-------- Data supplied

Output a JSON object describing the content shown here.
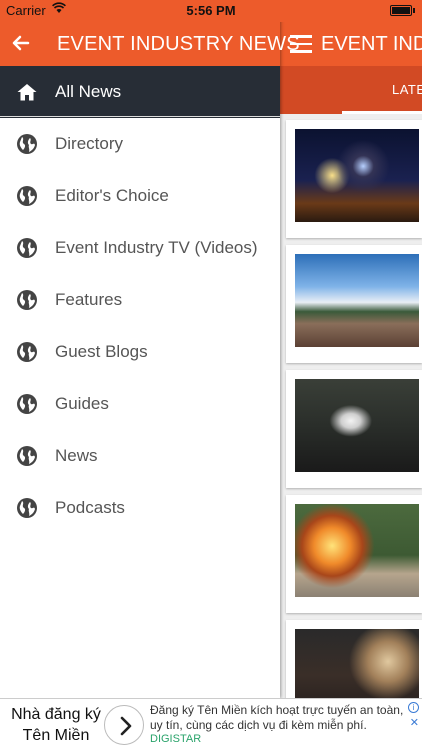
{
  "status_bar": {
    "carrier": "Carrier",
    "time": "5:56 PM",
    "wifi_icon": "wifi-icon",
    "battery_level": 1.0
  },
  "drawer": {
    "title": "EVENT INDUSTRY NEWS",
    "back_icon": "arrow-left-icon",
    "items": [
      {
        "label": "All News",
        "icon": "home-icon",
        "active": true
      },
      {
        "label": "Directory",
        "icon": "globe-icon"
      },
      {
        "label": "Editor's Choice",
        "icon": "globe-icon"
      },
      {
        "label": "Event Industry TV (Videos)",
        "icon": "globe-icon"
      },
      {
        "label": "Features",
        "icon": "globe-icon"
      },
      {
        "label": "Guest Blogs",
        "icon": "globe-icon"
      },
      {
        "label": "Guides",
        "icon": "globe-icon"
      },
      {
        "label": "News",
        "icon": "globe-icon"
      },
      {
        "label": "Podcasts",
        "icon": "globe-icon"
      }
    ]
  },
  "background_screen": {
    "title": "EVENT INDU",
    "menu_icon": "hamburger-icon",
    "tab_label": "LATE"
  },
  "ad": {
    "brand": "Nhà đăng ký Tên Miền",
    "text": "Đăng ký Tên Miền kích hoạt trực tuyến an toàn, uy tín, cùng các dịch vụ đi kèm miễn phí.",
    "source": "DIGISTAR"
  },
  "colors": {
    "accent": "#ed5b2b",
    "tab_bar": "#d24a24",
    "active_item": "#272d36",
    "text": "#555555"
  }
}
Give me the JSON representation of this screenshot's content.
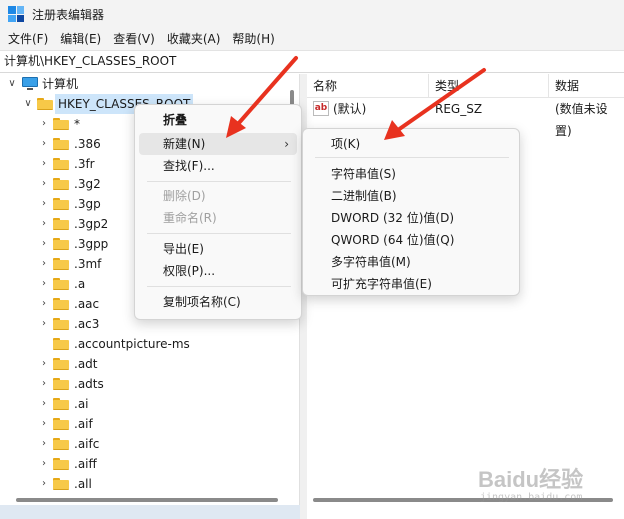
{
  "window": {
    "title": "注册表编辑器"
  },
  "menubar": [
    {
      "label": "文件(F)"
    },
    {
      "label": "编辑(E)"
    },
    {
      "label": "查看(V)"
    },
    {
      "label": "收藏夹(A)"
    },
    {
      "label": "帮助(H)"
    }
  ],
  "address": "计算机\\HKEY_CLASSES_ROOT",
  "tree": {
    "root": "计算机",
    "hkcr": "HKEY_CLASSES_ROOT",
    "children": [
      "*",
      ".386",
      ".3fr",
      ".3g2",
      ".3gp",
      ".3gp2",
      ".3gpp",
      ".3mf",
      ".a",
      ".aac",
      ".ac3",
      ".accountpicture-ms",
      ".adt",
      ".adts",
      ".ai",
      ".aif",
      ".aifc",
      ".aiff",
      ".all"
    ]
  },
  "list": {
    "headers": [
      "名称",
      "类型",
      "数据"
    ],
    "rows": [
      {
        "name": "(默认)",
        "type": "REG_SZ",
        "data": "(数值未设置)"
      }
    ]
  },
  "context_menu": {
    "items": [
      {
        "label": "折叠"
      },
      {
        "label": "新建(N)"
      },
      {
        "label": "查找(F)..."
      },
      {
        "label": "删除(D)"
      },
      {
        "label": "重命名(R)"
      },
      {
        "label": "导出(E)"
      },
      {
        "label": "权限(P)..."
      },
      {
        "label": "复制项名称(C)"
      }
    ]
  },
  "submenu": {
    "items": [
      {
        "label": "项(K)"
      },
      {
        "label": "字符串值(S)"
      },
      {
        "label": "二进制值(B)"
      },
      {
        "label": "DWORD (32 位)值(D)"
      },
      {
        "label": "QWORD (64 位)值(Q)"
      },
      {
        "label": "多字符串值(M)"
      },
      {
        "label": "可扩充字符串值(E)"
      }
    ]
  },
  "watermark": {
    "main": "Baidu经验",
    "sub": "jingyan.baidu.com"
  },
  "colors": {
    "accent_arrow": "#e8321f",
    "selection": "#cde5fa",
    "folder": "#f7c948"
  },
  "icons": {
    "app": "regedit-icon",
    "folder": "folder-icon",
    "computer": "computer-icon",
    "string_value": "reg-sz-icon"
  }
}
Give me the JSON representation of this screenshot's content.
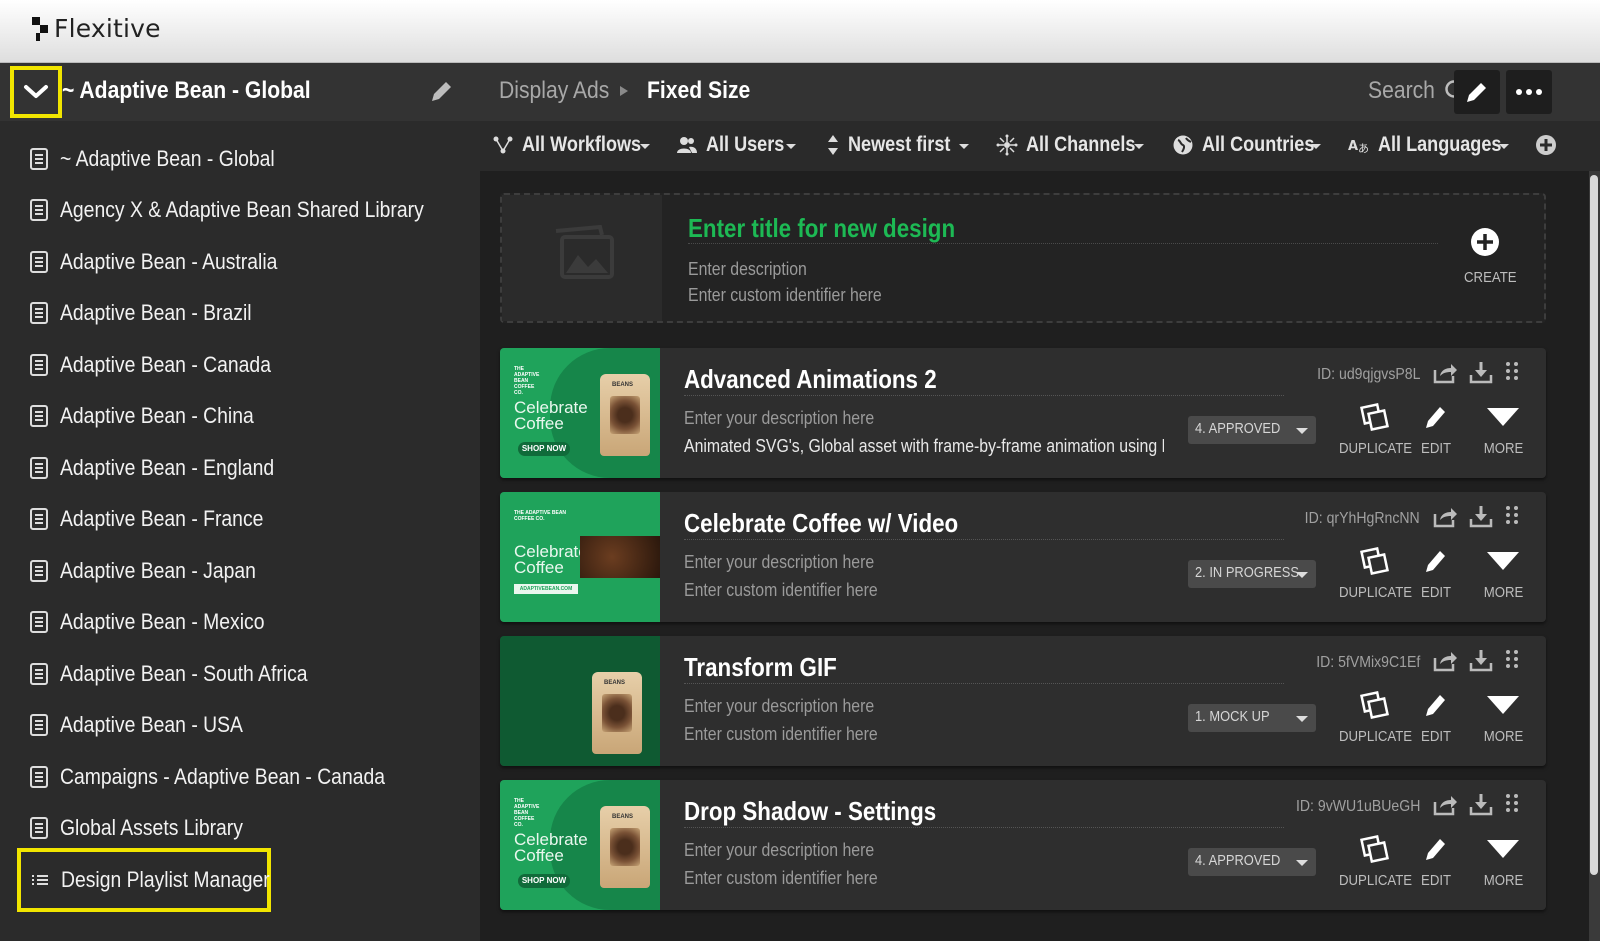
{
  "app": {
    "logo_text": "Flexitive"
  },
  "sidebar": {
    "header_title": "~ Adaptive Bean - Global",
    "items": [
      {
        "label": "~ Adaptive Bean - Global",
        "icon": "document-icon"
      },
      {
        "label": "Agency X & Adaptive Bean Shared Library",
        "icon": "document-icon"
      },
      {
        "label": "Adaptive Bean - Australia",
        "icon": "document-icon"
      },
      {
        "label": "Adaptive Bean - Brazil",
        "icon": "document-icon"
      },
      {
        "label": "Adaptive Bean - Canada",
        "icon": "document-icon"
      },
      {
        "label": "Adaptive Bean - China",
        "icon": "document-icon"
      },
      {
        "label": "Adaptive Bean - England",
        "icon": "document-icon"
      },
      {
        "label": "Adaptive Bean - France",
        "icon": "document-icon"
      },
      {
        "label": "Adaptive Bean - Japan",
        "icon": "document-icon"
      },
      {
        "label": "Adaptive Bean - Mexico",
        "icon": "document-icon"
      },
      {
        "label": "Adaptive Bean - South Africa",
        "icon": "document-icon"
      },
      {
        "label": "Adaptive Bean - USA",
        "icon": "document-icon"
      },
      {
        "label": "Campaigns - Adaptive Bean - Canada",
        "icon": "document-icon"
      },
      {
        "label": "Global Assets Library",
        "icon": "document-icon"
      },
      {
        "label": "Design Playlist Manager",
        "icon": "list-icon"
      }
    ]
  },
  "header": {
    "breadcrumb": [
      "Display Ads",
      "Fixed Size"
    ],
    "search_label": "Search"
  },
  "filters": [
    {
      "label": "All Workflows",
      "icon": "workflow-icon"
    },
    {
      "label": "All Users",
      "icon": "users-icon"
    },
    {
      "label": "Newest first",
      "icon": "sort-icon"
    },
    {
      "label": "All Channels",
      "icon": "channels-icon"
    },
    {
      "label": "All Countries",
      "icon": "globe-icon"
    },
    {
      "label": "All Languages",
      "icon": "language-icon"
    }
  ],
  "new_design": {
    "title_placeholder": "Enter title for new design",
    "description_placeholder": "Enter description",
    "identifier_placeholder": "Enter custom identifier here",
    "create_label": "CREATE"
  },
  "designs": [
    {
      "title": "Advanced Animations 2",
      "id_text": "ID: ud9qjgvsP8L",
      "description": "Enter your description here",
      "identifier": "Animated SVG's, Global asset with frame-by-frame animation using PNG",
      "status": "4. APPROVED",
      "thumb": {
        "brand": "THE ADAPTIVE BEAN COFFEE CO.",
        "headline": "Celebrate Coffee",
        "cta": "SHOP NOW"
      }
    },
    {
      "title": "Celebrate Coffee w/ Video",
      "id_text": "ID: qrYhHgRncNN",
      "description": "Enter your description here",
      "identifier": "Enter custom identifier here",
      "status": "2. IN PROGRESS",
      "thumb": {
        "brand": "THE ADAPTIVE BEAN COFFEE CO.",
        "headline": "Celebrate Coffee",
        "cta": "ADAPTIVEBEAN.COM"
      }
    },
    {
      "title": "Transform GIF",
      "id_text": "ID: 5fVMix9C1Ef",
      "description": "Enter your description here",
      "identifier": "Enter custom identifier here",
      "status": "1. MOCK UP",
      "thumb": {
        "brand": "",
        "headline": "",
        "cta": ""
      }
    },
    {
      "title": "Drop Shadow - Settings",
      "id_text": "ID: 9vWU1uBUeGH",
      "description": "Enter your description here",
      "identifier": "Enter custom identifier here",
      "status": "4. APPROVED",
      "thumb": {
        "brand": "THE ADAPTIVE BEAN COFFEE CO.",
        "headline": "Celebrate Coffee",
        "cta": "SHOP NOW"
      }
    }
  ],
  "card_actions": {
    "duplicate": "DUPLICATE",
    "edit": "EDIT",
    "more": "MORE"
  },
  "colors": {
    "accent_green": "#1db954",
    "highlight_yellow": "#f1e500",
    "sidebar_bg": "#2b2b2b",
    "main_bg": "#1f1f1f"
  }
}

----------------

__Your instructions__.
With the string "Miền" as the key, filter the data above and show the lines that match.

__Task solution__.
    "brand": "Nhà đăng ký Tên Miền",
    "text": "Đăng ký Tên Miền kích hoạt trực tuyến an toàn, uy tín, cùng các dịch vụ đi kèm miễn phí.",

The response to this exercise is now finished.